If you're looking for a new countertop for your kitchen, you are most likely choosing from common materials like granite, laminate, or solid surface. While these are all durable and functional, you may also want to consider alternative materials which are just as good, but more environmentally friendly. One of the most interesting countertop materials is fossil stone, which has genuine fish fossils embedded in the surface.
Old is new
Fossil countertops may be made of marble or freshwater limestone. They are usually obtained from large freshwater lakes, where they were deposited some millions of years ago. Some of them date back to the cretaceous period, over 400 million years ago. They were previously sold as art pieces, but the early suppliers quickly realized their potential and started selling them to architects and interior designers. Eventually, countertop manufacturers joined the fossil stone market and began making some of the most attractive countertops today.
A typical fossil stone quarry has several layers of calcium carbonate shale. All layers yield usable stone, but each one produces a different shade and texture. Most samples range from beige to brown, but occasionally there are interesting colors such as black and bluish-gray. These are usually more expensive.
Fossil stone can be used for all sorts of home furnishings, from wall decors to island bars. As a countertop material, they work with any base material, including stone, metal, and wood.
A dramatic touch
Fish patterns aren't entirely new, but a genuine, 50-million-year-old fossil fish on your bar top easily makes it the focal point of your kitchen. It's just like having a piece of timeless art in your kitchen. Because the colors are neutral, they are sure to fit into any kitchen décor. It blends right in with a warm country kitchen and makes an interesting contrast against a sleek, contemporary one. The matte finish and subtle tones also make it very earthy, natural, and dramatic.
One of a kind
Each fossil countertop is selected from high-quality stone slabs, individually cut and hand-finished, and coated with a penetrative sealer. Designs are not limited to fish fossils – you can choose from all sorts of marine life, such as turtles, shells, ammonites, and starfish. No two samples are identical, so you can be sure your fossil countertop is unlike any other countertop in the world.
Fossil countertops may come in a solid slab similar to granite and marble countertops, or as individual tiles. A countertop slab is a great choice for heavy kitchen work and large, minimalist kitchens. You can choose from random patterns, or a plain surface with just a few fossils accenting the side.
If you're redoing your countertop surface, fossil tiles are a great choice. Each tile may have a random pattern of its own, or just a single fossil embedded at the center. Again, you can tile your entire counter with fossils, or accent a plain one with a few fossil tiles.

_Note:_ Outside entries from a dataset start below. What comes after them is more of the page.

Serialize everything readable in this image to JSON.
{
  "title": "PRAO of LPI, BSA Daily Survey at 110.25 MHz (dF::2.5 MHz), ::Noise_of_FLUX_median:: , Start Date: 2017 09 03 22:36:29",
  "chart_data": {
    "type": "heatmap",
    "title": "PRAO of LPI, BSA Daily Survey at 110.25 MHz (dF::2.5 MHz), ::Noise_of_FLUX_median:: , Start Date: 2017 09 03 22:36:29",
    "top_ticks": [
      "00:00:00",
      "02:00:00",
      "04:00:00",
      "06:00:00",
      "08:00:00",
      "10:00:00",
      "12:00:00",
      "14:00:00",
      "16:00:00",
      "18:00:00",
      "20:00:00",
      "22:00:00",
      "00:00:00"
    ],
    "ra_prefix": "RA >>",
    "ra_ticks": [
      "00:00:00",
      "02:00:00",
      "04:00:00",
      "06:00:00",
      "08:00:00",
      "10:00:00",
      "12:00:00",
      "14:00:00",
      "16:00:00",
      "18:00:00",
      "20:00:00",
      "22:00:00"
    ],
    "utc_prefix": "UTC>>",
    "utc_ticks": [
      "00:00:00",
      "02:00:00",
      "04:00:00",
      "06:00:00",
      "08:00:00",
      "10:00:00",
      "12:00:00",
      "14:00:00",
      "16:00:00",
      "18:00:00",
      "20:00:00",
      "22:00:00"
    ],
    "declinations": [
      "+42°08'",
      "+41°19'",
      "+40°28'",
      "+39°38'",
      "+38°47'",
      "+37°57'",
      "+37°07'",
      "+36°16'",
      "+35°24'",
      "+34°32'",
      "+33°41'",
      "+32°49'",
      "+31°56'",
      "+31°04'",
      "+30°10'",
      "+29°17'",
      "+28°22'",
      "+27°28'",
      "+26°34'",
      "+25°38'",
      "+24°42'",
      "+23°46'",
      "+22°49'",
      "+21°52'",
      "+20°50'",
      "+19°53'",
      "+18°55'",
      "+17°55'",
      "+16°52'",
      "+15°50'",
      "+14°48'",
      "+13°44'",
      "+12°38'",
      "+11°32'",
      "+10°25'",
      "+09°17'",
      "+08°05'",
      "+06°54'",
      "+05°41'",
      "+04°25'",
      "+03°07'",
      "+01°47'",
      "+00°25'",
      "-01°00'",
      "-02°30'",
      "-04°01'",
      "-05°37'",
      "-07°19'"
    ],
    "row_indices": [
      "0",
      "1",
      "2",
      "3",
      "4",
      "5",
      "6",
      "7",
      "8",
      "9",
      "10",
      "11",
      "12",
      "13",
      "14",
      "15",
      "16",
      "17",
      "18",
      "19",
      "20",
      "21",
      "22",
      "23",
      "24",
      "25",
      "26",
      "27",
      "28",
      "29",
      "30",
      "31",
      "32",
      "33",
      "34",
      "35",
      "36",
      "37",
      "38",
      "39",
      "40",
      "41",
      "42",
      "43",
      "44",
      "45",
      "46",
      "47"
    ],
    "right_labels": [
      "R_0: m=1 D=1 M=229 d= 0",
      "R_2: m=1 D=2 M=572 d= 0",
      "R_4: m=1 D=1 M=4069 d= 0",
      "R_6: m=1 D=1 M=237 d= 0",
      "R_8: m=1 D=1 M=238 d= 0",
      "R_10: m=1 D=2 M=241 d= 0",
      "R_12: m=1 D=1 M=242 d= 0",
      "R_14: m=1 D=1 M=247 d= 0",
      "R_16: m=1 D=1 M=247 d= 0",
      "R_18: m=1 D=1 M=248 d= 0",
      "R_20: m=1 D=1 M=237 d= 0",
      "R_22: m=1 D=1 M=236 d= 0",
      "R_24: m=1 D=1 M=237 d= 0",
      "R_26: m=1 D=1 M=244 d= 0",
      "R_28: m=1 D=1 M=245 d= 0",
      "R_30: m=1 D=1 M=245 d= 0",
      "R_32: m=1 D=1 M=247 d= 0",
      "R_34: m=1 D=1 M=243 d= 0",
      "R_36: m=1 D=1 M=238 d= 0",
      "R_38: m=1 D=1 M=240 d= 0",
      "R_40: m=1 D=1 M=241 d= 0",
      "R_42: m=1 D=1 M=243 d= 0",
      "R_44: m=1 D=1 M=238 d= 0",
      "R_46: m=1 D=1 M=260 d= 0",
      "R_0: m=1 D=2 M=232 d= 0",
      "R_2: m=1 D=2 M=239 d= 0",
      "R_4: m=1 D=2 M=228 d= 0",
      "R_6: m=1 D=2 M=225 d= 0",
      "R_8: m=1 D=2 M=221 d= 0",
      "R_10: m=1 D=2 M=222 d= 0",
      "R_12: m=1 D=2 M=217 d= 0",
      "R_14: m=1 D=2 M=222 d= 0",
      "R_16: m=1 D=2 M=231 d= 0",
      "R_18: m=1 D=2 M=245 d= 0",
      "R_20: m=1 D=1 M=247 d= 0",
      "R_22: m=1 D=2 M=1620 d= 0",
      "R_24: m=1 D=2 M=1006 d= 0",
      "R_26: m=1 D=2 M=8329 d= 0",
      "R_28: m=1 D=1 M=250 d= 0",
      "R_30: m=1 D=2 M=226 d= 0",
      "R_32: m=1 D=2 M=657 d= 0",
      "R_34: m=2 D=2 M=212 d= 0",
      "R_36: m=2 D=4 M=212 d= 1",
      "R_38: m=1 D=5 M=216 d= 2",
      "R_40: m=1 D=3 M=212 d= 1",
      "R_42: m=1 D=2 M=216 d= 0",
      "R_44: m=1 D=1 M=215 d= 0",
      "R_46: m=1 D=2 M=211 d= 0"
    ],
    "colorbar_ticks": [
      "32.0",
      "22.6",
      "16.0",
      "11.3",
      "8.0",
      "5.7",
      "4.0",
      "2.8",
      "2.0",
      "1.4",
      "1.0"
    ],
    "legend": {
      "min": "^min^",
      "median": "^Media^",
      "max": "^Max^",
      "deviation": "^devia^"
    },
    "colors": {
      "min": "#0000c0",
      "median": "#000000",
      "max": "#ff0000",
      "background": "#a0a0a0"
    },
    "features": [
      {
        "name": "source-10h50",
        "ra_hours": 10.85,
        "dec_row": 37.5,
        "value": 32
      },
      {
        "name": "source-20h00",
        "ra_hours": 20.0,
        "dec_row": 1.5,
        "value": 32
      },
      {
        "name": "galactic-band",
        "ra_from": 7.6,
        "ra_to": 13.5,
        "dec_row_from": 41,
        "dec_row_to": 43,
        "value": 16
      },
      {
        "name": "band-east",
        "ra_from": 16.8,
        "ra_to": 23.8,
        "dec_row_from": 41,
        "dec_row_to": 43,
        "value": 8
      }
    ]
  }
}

To add to the theme, try hanging fossil tiles from your wall or using them as splash guards. You can also use them on murals, tables, and other pieces of furniture. If you can afford it, get a smaller slab, place it on a corner, and use it as a coffee table.
Fossil countertops are designed for the upscale market. A 6x6-inch fossil tile can cost up to $180, and a square foot can go for $300 to $500. In comparison, high-end granite is worth about $250 per square foot, while laminates cost as little as $100.
They can also be expensive to maintain and repair. Liquid stains can quickly seep through the finish and damage the stone, and scratches can be hard to cover up. They also burn more easily than granite and marble, although they are more resilient than laminates. Even with a high-quality protective finish, the countertop must be cleaned regularly and protected from heat. Reapplying the matte finish regularly can help preserve the texture, although this can be expensive.